§ **Activity**:
Could all of the entries be written out exactly, with any pictures omitted?

§ **Data for this task**:
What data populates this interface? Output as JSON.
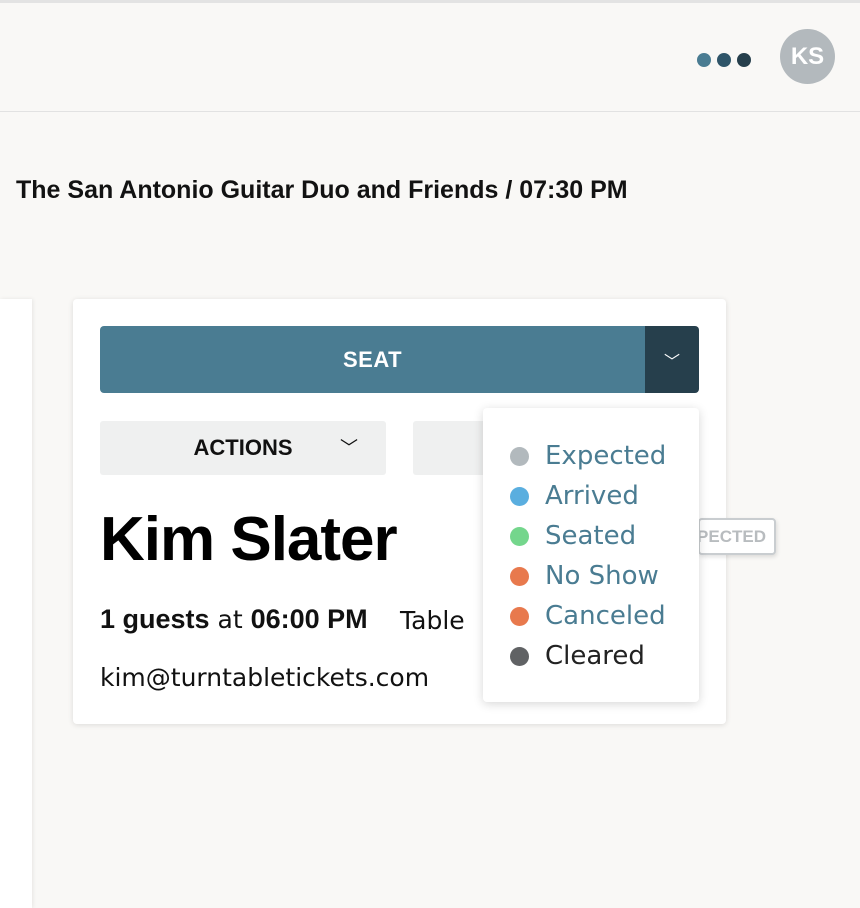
{
  "header": {
    "menu_dot_colors": [
      "#4a7c92",
      "#2f5569",
      "#263f4c"
    ],
    "avatar_initials": "KS",
    "menu_icon": "more-dots-icon"
  },
  "page": {
    "title": "The San Antonio Guitar Duo and Friends / 07:30 PM"
  },
  "reservation": {
    "seat_label": "SEAT",
    "seat_toggle_icon": "chevron-down-icon",
    "seat_toggle_glyph": "﹀",
    "actions_label": "ACTIONS",
    "actions_glyph": "﹀",
    "guest_name": "Kim Slater",
    "status_badge": "EXPECTED",
    "guests_count": "1 guests",
    "at_word": "at",
    "time": "06:00 PM",
    "table_label": "Table",
    "email": "kim@turntabletickets.com"
  },
  "status_menu": {
    "items": [
      {
        "label": "Expected",
        "color": "#b2b9bd"
      },
      {
        "label": "Arrived",
        "color": "#5aaedf"
      },
      {
        "label": "Seated",
        "color": "#74d68c"
      },
      {
        "label": "No Show",
        "color": "#e8794d"
      },
      {
        "label": "Canceled",
        "color": "#e8794d"
      },
      {
        "label": "Cleared",
        "color": "#606264"
      }
    ]
  },
  "colors": {
    "primary": "#4a7c92",
    "primary_dark": "#263f4c",
    "background": "#f9f8f6"
  }
}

§ **Solution**:
What data populates this interface? Output as JSON.
{
  "header": {
    "menu_dot_colors": [
      "#4a7c92",
      "#2f5569",
      "#263f4c"
    ],
    "avatar_initials": "KS",
    "menu_icon": "more-dots-icon"
  },
  "page": {
    "title": "The San Antonio Guitar Duo and Friends / 07:30 PM"
  },
  "reservation": {
    "seat_label": "SEAT",
    "seat_toggle_icon": "chevron-down-icon",
    "seat_toggle_glyph": "﹀",
    "actions_label": "ACTIONS",
    "actions_glyph": "﹀",
    "guest_name": "Kim Slater",
    "status_badge": "EXPECTED",
    "guests_count": "1 guests",
    "at_word": "at",
    "time": "06:00 PM",
    "table_label": "Table",
    "email": "kim@turntabletickets.com"
  },
  "status_menu": {
    "items": [
      {
        "label": "Expected",
        "color": "#b2b9bd"
      },
      {
        "label": "Arrived",
        "color": "#5aaedf"
      },
      {
        "label": "Seated",
        "color": "#74d68c"
      },
      {
        "label": "No Show",
        "color": "#e8794d"
      },
      {
        "label": "Canceled",
        "color": "#e8794d"
      },
      {
        "label": "Cleared",
        "color": "#606264"
      }
    ]
  },
  "colors": {
    "primary": "#4a7c92",
    "primary_dark": "#263f4c",
    "background": "#f9f8f6"
  }
}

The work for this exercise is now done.